Goal of the exercise:
Return, from the listing below, each line where the word "hours" appears.

•••

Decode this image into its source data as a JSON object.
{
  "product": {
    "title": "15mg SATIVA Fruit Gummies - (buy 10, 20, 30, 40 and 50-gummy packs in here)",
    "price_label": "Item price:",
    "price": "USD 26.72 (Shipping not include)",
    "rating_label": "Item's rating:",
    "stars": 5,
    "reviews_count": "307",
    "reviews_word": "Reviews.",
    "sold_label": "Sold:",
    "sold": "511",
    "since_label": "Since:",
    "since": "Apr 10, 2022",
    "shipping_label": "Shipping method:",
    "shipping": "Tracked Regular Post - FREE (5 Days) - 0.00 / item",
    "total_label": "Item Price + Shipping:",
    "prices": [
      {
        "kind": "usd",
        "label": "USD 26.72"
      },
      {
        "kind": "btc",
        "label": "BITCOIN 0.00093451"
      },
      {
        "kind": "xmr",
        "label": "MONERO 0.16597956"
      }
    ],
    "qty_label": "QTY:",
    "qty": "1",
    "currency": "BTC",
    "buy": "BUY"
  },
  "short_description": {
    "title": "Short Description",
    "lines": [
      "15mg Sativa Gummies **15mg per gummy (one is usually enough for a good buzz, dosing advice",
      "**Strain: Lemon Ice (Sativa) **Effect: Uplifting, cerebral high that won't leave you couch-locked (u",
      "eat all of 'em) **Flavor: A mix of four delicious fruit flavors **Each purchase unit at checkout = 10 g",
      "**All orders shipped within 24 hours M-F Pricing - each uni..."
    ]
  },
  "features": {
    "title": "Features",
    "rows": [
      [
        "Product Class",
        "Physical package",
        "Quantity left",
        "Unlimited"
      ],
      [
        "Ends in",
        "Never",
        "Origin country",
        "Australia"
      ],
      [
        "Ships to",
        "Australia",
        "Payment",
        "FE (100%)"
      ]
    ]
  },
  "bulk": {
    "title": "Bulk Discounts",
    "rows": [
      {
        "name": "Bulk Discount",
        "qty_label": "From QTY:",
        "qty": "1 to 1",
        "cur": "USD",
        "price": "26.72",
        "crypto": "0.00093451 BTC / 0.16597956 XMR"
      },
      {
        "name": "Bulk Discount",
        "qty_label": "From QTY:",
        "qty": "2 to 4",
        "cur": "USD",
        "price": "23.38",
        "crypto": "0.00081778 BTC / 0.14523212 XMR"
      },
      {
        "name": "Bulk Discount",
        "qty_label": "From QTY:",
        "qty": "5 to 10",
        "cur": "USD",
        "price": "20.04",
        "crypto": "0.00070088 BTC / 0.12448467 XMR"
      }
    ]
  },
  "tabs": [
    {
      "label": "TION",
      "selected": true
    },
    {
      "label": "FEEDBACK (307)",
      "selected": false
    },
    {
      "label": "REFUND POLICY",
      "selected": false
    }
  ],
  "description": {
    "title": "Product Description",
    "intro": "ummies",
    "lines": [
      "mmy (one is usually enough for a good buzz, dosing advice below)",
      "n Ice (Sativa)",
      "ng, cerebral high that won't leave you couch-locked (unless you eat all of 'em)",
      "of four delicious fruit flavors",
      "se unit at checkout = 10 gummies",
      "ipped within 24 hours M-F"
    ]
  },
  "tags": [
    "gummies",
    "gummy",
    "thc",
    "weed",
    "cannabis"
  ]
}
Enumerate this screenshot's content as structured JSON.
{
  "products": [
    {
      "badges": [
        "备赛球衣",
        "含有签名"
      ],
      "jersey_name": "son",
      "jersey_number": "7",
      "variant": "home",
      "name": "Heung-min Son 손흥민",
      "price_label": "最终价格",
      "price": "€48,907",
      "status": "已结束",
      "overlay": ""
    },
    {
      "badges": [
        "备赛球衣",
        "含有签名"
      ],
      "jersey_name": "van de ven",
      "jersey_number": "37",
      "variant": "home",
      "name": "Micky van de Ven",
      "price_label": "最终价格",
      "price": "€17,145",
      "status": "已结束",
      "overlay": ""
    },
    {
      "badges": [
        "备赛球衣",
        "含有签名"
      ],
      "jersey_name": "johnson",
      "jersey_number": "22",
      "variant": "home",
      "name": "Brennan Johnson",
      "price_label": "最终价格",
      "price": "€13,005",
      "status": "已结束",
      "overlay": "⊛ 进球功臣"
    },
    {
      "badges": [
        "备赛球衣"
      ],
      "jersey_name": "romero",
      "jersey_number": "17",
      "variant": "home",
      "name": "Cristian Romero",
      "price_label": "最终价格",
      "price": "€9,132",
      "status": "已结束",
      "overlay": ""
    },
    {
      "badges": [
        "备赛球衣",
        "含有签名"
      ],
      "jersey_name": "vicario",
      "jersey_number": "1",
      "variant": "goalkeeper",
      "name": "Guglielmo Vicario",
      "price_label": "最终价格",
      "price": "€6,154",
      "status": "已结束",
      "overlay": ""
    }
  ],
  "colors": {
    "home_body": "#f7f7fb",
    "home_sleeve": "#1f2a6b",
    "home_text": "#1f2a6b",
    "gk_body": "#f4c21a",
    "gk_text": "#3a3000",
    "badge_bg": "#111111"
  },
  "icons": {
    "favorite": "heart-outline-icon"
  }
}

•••

Result of the task:
      "**All orders shipped within 24 hours M-F Pricing - each uni..."
      "ipped within 24 hours M-F"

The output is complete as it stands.